Records provided>
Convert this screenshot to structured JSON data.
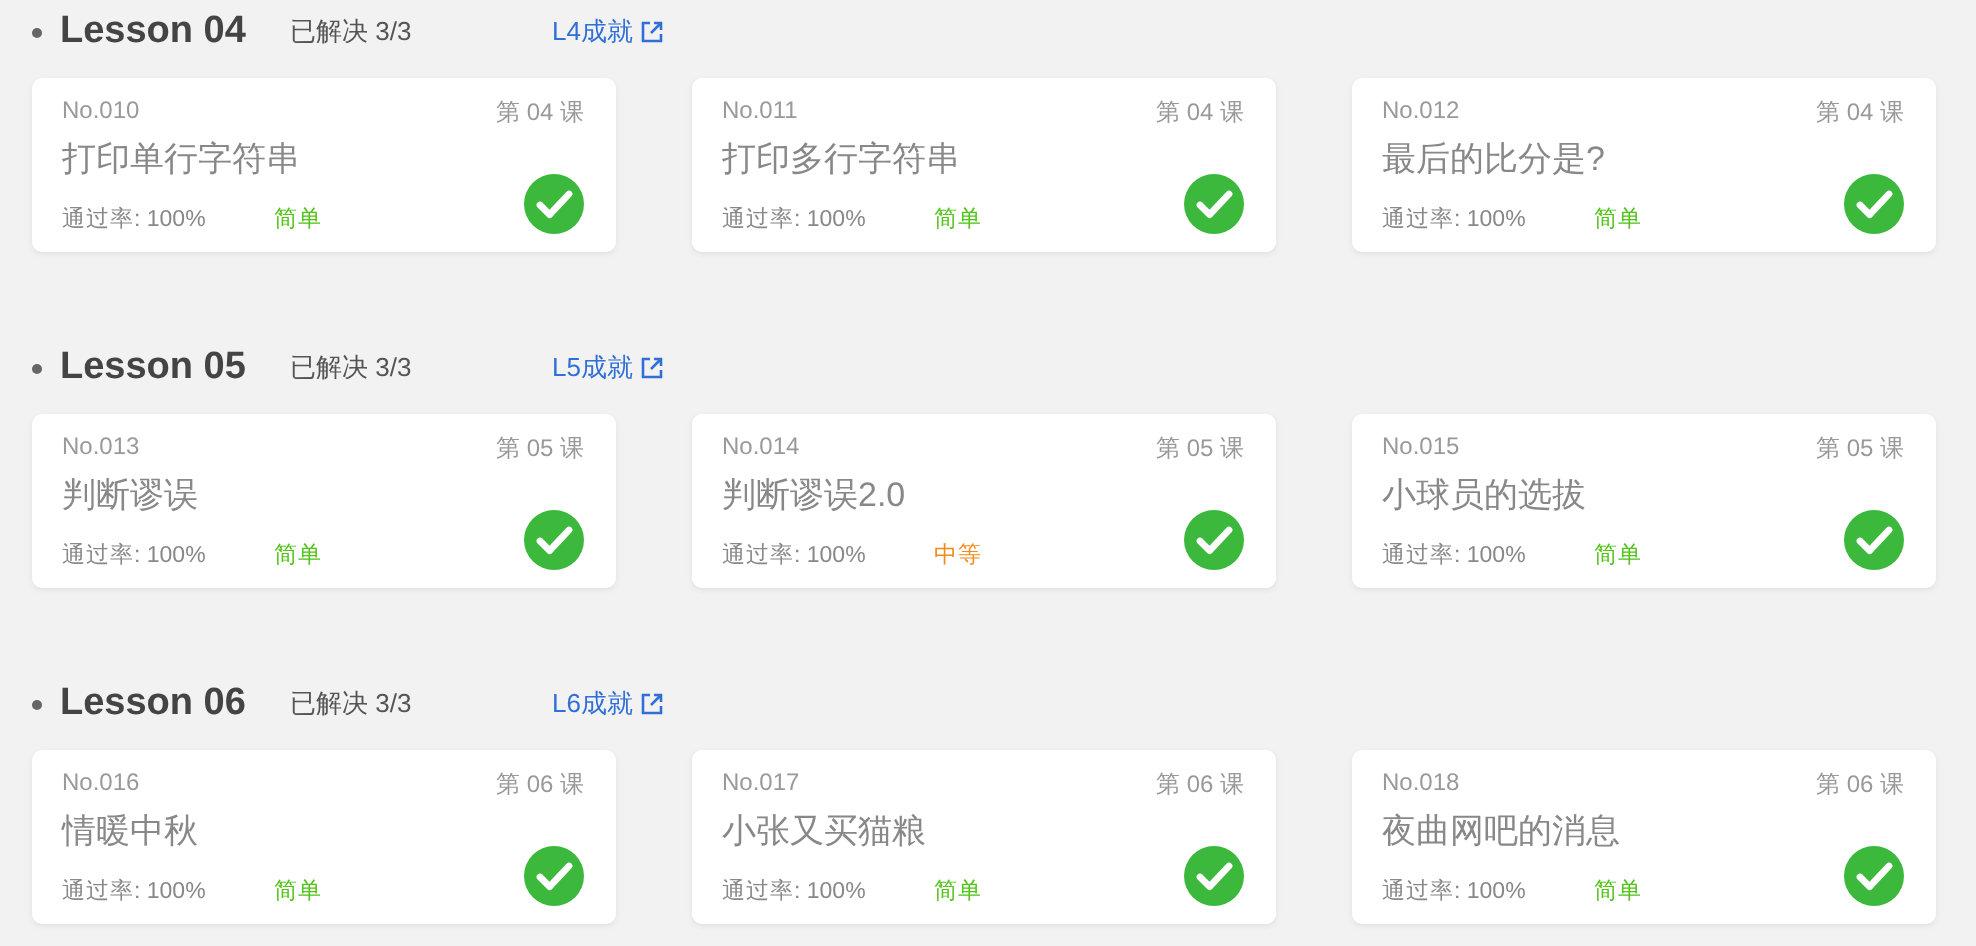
{
  "lessons": [
    {
      "title": "Lesson 04",
      "solved": "已解决 3/3",
      "link": "L4成就",
      "problems": [
        {
          "number": "No.010",
          "lesson": "第 04 课",
          "name": "打印单行字符串",
          "pass_rate": "通过率: 100%",
          "difficulty": "简单",
          "color": "#52c41a",
          "solved": true
        },
        {
          "number": "No.011",
          "lesson": "第 04 课",
          "name": "打印多行字符串",
          "pass_rate": "通过率: 100%",
          "difficulty": "简单",
          "color": "#52c41a",
          "solved": true
        },
        {
          "number": "No.012",
          "lesson": "第 04 课",
          "name": "最后的比分是?",
          "pass_rate": "通过率: 100%",
          "difficulty": "简单",
          "color": "#52c41a",
          "solved": true
        }
      ]
    },
    {
      "title": "Lesson 05",
      "solved": "已解决 3/3",
      "link": "L5成就",
      "problems": [
        {
          "number": "No.013",
          "lesson": "第 05 课",
          "name": "判断谬误",
          "pass_rate": "通过率: 100%",
          "difficulty": "简单",
          "color": "#52c41a",
          "solved": true
        },
        {
          "number": "No.014",
          "lesson": "第 05 课",
          "name": "判断谬误2.0",
          "pass_rate": "通过率: 100%",
          "difficulty": "中等",
          "color": "#f08c1e",
          "solved": true
        },
        {
          "number": "No.015",
          "lesson": "第 05 课",
          "name": "小球员的选拔",
          "pass_rate": "通过率: 100%",
          "difficulty": "简单",
          "color": "#52c41a",
          "solved": true
        }
      ]
    },
    {
      "title": "Lesson 06",
      "solved": "已解决 3/3",
      "link": "L6成就",
      "problems": [
        {
          "number": "No.016",
          "lesson": "第 06 课",
          "name": "情暖中秋",
          "pass_rate": "通过率: 100%",
          "difficulty": "简单",
          "color": "#52c41a",
          "solved": true
        },
        {
          "number": "No.017",
          "lesson": "第 06 课",
          "name": "小张又买猫粮",
          "pass_rate": "通过率: 100%",
          "difficulty": "简单",
          "color": "#52c41a",
          "solved": true
        },
        {
          "number": "No.018",
          "lesson": "第 06 课",
          "name": "夜曲网吧的消息",
          "pass_rate": "通过率: 100%",
          "difficulty": "简单",
          "color": "#52c41a",
          "solved": true
        }
      ]
    }
  ]
}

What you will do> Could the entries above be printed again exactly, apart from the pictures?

Problem solution>
Convert this screenshot to structured JSON data.
{
  "lessons": [
    {
      "title": "Lesson 04",
      "solved": "已解决 3/3",
      "link": "L4成就",
      "problems": [
        {
          "number": "No.010",
          "lesson": "第 04 课",
          "name": "打印单行字符串",
          "pass_rate": "通过率: 100%",
          "difficulty": "简单",
          "color": "#52c41a",
          "solved": true
        },
        {
          "number": "No.011",
          "lesson": "第 04 课",
          "name": "打印多行字符串",
          "pass_rate": "通过率: 100%",
          "difficulty": "简单",
          "color": "#52c41a",
          "solved": true
        },
        {
          "number": "No.012",
          "lesson": "第 04 课",
          "name": "最后的比分是?",
          "pass_rate": "通过率: 100%",
          "difficulty": "简单",
          "color": "#52c41a",
          "solved": true
        }
      ]
    },
    {
      "title": "Lesson 05",
      "solved": "已解决 3/3",
      "link": "L5成就",
      "problems": [
        {
          "number": "No.013",
          "lesson": "第 05 课",
          "name": "判断谬误",
          "pass_rate": "通过率: 100%",
          "difficulty": "简单",
          "color": "#52c41a",
          "solved": true
        },
        {
          "number": "No.014",
          "lesson": "第 05 课",
          "name": "判断谬误2.0",
          "pass_rate": "通过率: 100%",
          "difficulty": "中等",
          "color": "#f08c1e",
          "solved": true
        },
        {
          "number": "No.015",
          "lesson": "第 05 课",
          "name": "小球员的选拔",
          "pass_rate": "通过率: 100%",
          "difficulty": "简单",
          "color": "#52c41a",
          "solved": true
        }
      ]
    },
    {
      "title": "Lesson 06",
      "solved": "已解决 3/3",
      "link": "L6成就",
      "problems": [
        {
          "number": "No.016",
          "lesson": "第 06 课",
          "name": "情暖中秋",
          "pass_rate": "通过率: 100%",
          "difficulty": "简单",
          "color": "#52c41a",
          "solved": true
        },
        {
          "number": "No.017",
          "lesson": "第 06 课",
          "name": "小张又买猫粮",
          "pass_rate": "通过率: 100%",
          "difficulty": "简单",
          "color": "#52c41a",
          "solved": true
        },
        {
          "number": "No.018",
          "lesson": "第 06 课",
          "name": "夜曲网吧的消息",
          "pass_rate": "通过率: 100%",
          "difficulty": "简单",
          "color": "#52c41a",
          "solved": true
        }
      ]
    }
  ]
}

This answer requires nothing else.